Nevertheless, if you look closely you can find a few businesses that are actively cleaning their air:
Business Examples That Reduce Airborne Infection
- When I visited my dentist recently, I found that Dr Robyn Mullinger had acquired an air cleaning device that she used when disinfecting treatment rooms between patients. I learned that ADA recommends cleaning treatment rooms with HEPA filtration. HEPA filters do a good job of removing aerosols from the air.
- My friend Phil Wolken alerted me to the air filtration installed by a Seattle restaurant chain, Duke’s Seafood. Rather than HEPA, their system ionizes the air so that aerosols clump together to be easily filtered out. [There is another chain of Duke’s restaurants based in Hawaii, named after Olympian Duke Kahanamoku. Duke’s Seattle is a different chain, named after its founder Duke Moscrip.]
- New York City public and parochial schools are improving air circulation and upgrading their air filtration to protect students.
- In Wailea, Maui, resorts are adding air cleaning devices. Four Seasons Resort has installed ionizer units in each guest room, and Wailea Beach Resort has added HEPA filters to its air systems.
- A recent Fortune.com interview with the CEO of Knoll discusses how the business office will change in the pandemic era. “Heavy-duty air filters” are one essential element in new office designs, so Knoll at least acknowledges the danger of airborne infection.
- Nola and I own a condominium in Maui, which unfortunately we can’t visit right now because Hawaii is closed for business! However, I am currently president of the homeowners association so I am aware of our actions. Our property management firm recommended HEPA filtration for our rental office. We acquired an inexpensive Coway unit that can clean the air quickly in our small office to protect employees and visitors.
Protecting Ourselves Today from COVID-19 Aerosols
OK, this is the real world, today. Aerosols are being flagged as a risk by a lot of experts who ought to know. However, most businesses are not yet taking steps to protect us. What is a safety-conscious person to do?
- Outdoors: Keep a distance from other people. At least 6 feet, but 10 feet is better.
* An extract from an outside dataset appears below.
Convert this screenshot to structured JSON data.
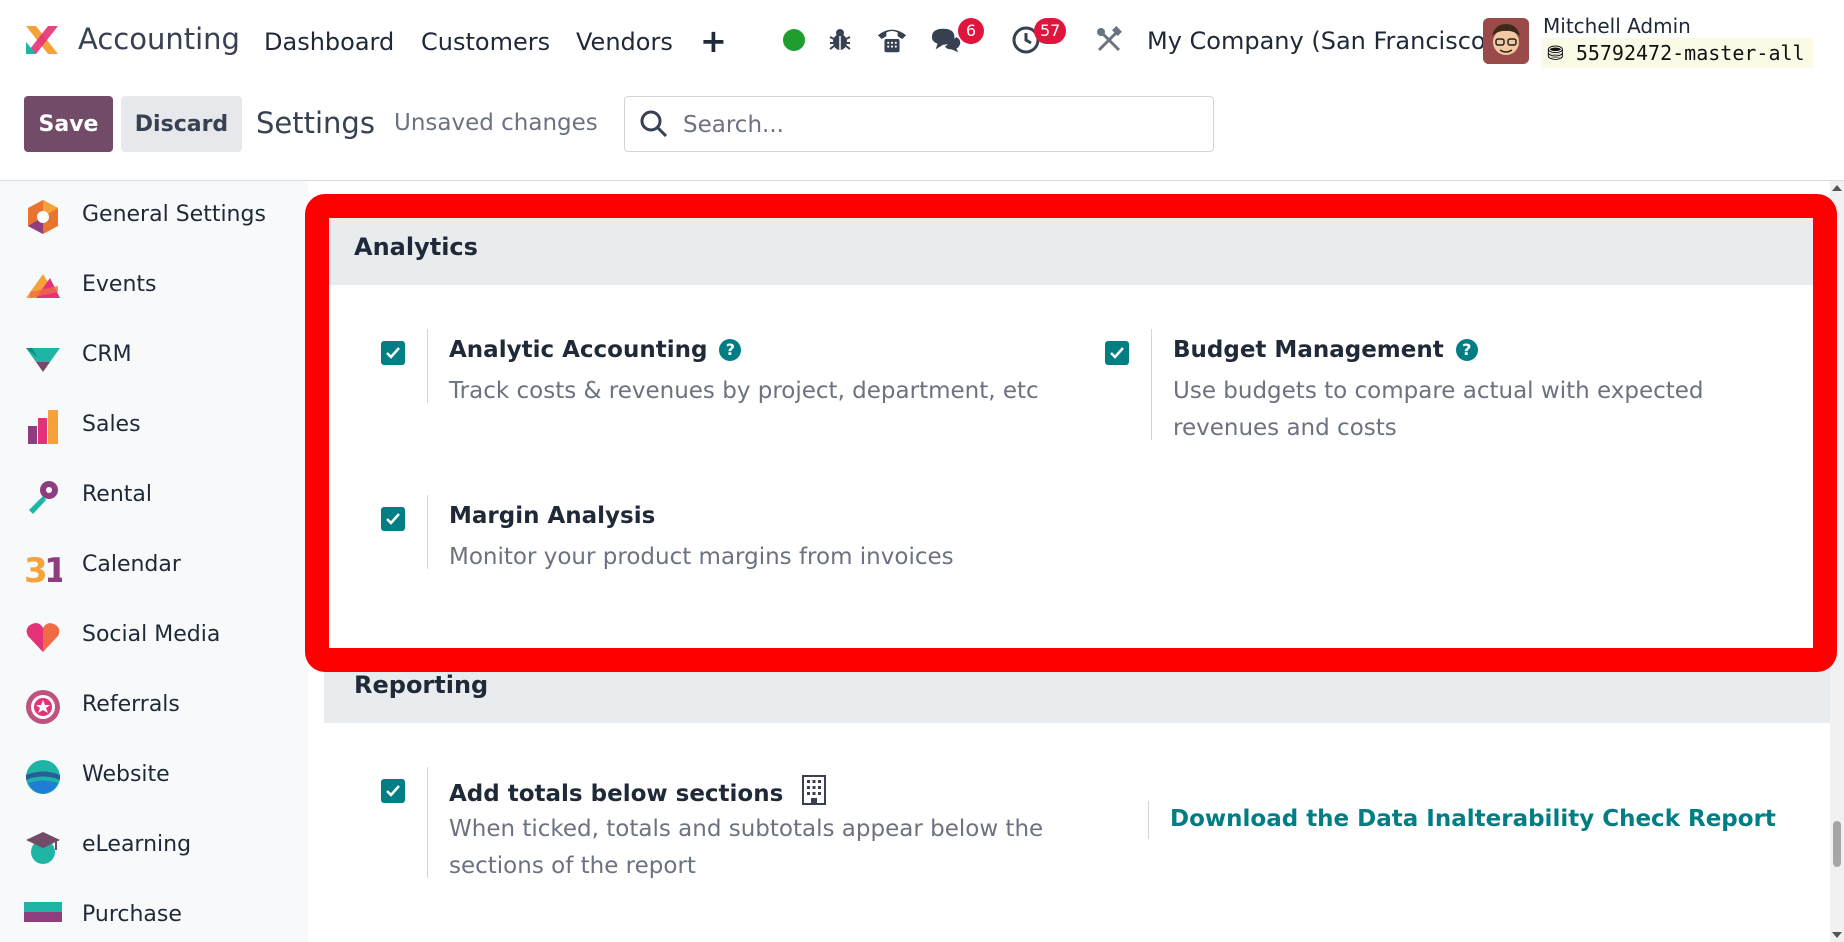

When you can’t keep that distance, wear a mask covering both mouth and nose.
- Those few indoor spaces with aerosol filtration (either HEPA or similar) or lots of ventilation: Similar to outdoors.
- All the other indoor spaces:
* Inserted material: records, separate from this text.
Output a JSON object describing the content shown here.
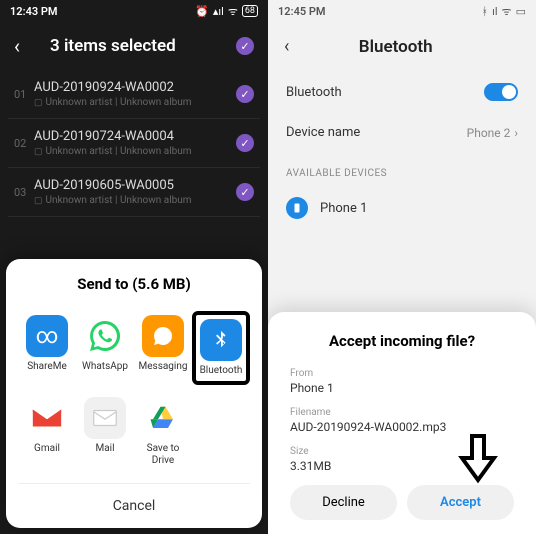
{
  "left": {
    "status": {
      "time": "12:43 PM",
      "battery": "68"
    },
    "header": {
      "title": "3 items selected"
    },
    "tracks": [
      {
        "num": "01",
        "title": "AUD-20190924-WA0002",
        "sub": "Unknown artist | Unknown album"
      },
      {
        "num": "02",
        "title": "AUD-20190724-WA0004",
        "sub": "Unknown artist | Unknown album"
      },
      {
        "num": "03",
        "title": "AUD-20190605-WA0005",
        "sub": "Unknown artist | Unknown album"
      }
    ],
    "share": {
      "title": "Send to (5.6 MB)",
      "items": {
        "shareme": "ShareMe",
        "whatsapp": "WhatsApp",
        "messaging": "Messaging",
        "bluetooth": "Bluetooth",
        "gmail": "Gmail",
        "mail": "Mail",
        "drive": "Save to Drive"
      },
      "cancel": "Cancel"
    }
  },
  "right": {
    "status": {
      "time": "12:45 PM"
    },
    "header": {
      "title": "Bluetooth"
    },
    "bluetooth_label": "Bluetooth",
    "device_name_label": "Device name",
    "device_name_value": "Phone 2",
    "available_label": "AVAILABLE DEVICES",
    "devices": [
      {
        "name": "Phone 1"
      }
    ],
    "incoming": {
      "title": "Accept incoming file?",
      "from_label": "From",
      "from_value": "Phone 1",
      "filename_label": "Filename",
      "filename_value": "AUD-20190924-WA0002.mp3",
      "size_label": "Size",
      "size_value": "3.31MB",
      "decline": "Decline",
      "accept": "Accept"
    }
  }
}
- Try for fresh air and open windows
- Share the space with fewer than 10 people (not counting people with whom you live)
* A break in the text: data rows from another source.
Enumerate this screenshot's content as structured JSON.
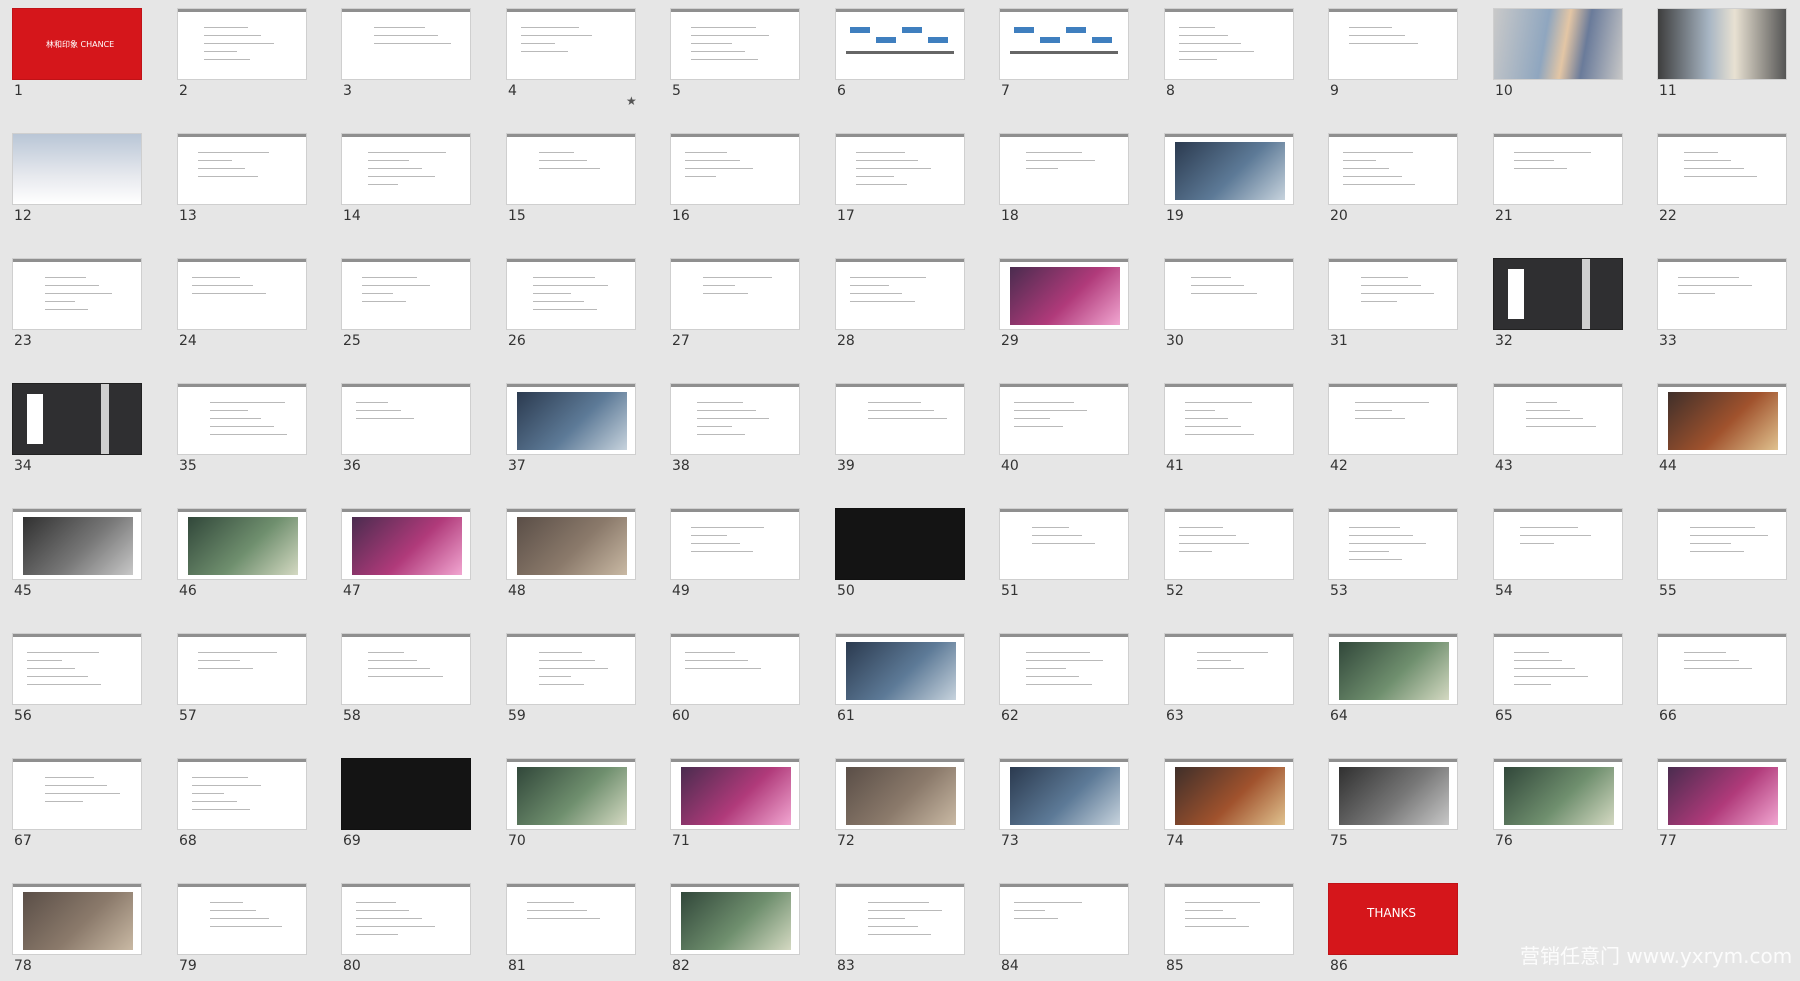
{
  "slides": [
    {
      "n": "1",
      "style": "red",
      "text": "林和印象 CHANCE"
    },
    {
      "n": "2",
      "style": "plain"
    },
    {
      "n": "3",
      "style": "plain"
    },
    {
      "n": "4",
      "style": "plain",
      "starred": true
    },
    {
      "n": "5",
      "style": "plain"
    },
    {
      "n": "6",
      "style": "chart"
    },
    {
      "n": "7",
      "style": "chart"
    },
    {
      "n": "8",
      "style": "plain"
    },
    {
      "n": "9",
      "style": "plain"
    },
    {
      "n": "10",
      "style": "grad"
    },
    {
      "n": "11",
      "style": "grad2"
    },
    {
      "n": "12",
      "style": "sky"
    },
    {
      "n": "13",
      "style": "plain"
    },
    {
      "n": "14",
      "style": "plain"
    },
    {
      "n": "15",
      "style": "plain"
    },
    {
      "n": "16",
      "style": "plain"
    },
    {
      "n": "17",
      "style": "plain"
    },
    {
      "n": "18",
      "style": "plain"
    },
    {
      "n": "19",
      "style": "photo"
    },
    {
      "n": "20",
      "style": "plain"
    },
    {
      "n": "21",
      "style": "plain"
    },
    {
      "n": "22",
      "style": "plain"
    },
    {
      "n": "23",
      "style": "plain"
    },
    {
      "n": "24",
      "style": "plain"
    },
    {
      "n": "25",
      "style": "plain"
    },
    {
      "n": "26",
      "style": "plain"
    },
    {
      "n": "27",
      "style": "plain"
    },
    {
      "n": "28",
      "style": "plain"
    },
    {
      "n": "29",
      "style": "photo"
    },
    {
      "n": "30",
      "style": "plain"
    },
    {
      "n": "31",
      "style": "plain"
    },
    {
      "n": "32",
      "style": "charcoal"
    },
    {
      "n": "33",
      "style": "plain"
    },
    {
      "n": "34",
      "style": "charcoal"
    },
    {
      "n": "35",
      "style": "plain"
    },
    {
      "n": "36",
      "style": "plain"
    },
    {
      "n": "37",
      "style": "photo"
    },
    {
      "n": "38",
      "style": "plain"
    },
    {
      "n": "39",
      "style": "plain"
    },
    {
      "n": "40",
      "style": "plain"
    },
    {
      "n": "41",
      "style": "plain"
    },
    {
      "n": "42",
      "style": "plain"
    },
    {
      "n": "43",
      "style": "plain"
    },
    {
      "n": "44",
      "style": "photo"
    },
    {
      "n": "45",
      "style": "photo"
    },
    {
      "n": "46",
      "style": "photo"
    },
    {
      "n": "47",
      "style": "photo"
    },
    {
      "n": "48",
      "style": "photo"
    },
    {
      "n": "49",
      "style": "plain"
    },
    {
      "n": "50",
      "style": "dark"
    },
    {
      "n": "51",
      "style": "plain"
    },
    {
      "n": "52",
      "style": "plain"
    },
    {
      "n": "53",
      "style": "plain"
    },
    {
      "n": "54",
      "style": "plain"
    },
    {
      "n": "55",
      "style": "plain"
    },
    {
      "n": "56",
      "style": "plain"
    },
    {
      "n": "57",
      "style": "plain"
    },
    {
      "n": "58",
      "style": "plain"
    },
    {
      "n": "59",
      "style": "plain"
    },
    {
      "n": "60",
      "style": "plain"
    },
    {
      "n": "61",
      "style": "photo"
    },
    {
      "n": "62",
      "style": "plain"
    },
    {
      "n": "63",
      "style": "plain"
    },
    {
      "n": "64",
      "style": "photo"
    },
    {
      "n": "65",
      "style": "plain"
    },
    {
      "n": "66",
      "style": "plain"
    },
    {
      "n": "67",
      "style": "plain"
    },
    {
      "n": "68",
      "style": "plain"
    },
    {
      "n": "69",
      "style": "dark"
    },
    {
      "n": "70",
      "style": "photo"
    },
    {
      "n": "71",
      "style": "photo"
    },
    {
      "n": "72",
      "style": "photo"
    },
    {
      "n": "73",
      "style": "photo"
    },
    {
      "n": "74",
      "style": "photo"
    },
    {
      "n": "75",
      "style": "photo"
    },
    {
      "n": "76",
      "style": "photo"
    },
    {
      "n": "77",
      "style": "photo"
    },
    {
      "n": "78",
      "style": "photo"
    },
    {
      "n": "79",
      "style": "plain"
    },
    {
      "n": "80",
      "style": "plain"
    },
    {
      "n": "81",
      "style": "plain"
    },
    {
      "n": "82",
      "style": "photo"
    },
    {
      "n": "83",
      "style": "plain"
    },
    {
      "n": "84",
      "style": "plain"
    },
    {
      "n": "85",
      "style": "plain"
    },
    {
      "n": "86",
      "style": "red",
      "text": "THANKS"
    }
  ],
  "watermark": "营销任意门 www.yxrym.com",
  "colors": {
    "background": "#e6e6e6",
    "accent_red": "#d5161b"
  }
}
- Minimize your time there
- Maintain as much distance as possible, up to 10 feet
- Wear a face mask
What if the indoor space is your office, where you need to spend a lot of time? A full discussion requires another blog, but here’s a short version: (1) ask your employer for fresher, cleaner air; (2) ask that employees be temperature-tested daily; (3) buy an air cleaner and make it more effective by reducing air flow in your work area.
Official Guidance in Florida
We started this blog by warning that advice from CDC and WHO is lacking. However, I’m happy to report that Florida at least has promoted the hazards of indoor spaces to a number one position on a recent public poster. Florida advises residents to “Avoid the three C’s“:
Note that the first item says to avoid Closed spaces with poor ventilation. That additional phrase tries to protect the reader from infection by COVID-19 aerosols.
Does this mean that Florida is kissing off masks? No, not completely – because some versions of the poster have additional information near the bottom:
- Wear your mask
- Clean items with disinfectant
- Wash your hands
- Stay home if you’re sick
COVID-19 aerosols are an emerging threat and I predict that we will hear more about them. If this blog spreads the information sooner, it may save a life by making someone just a bit more cautious. Please stay healthy!
– Sneeze photo in public domain, courtesy of CDC
– Restaurant X diagrams by Art Chester, based on CDC public domain diagram in Lu J, Gu J, Li K, Xu C, Su W, Lai Z, et al. with additional information from Yuguo Li et al.
– Three C’s poster courtesy of Florida Department of Health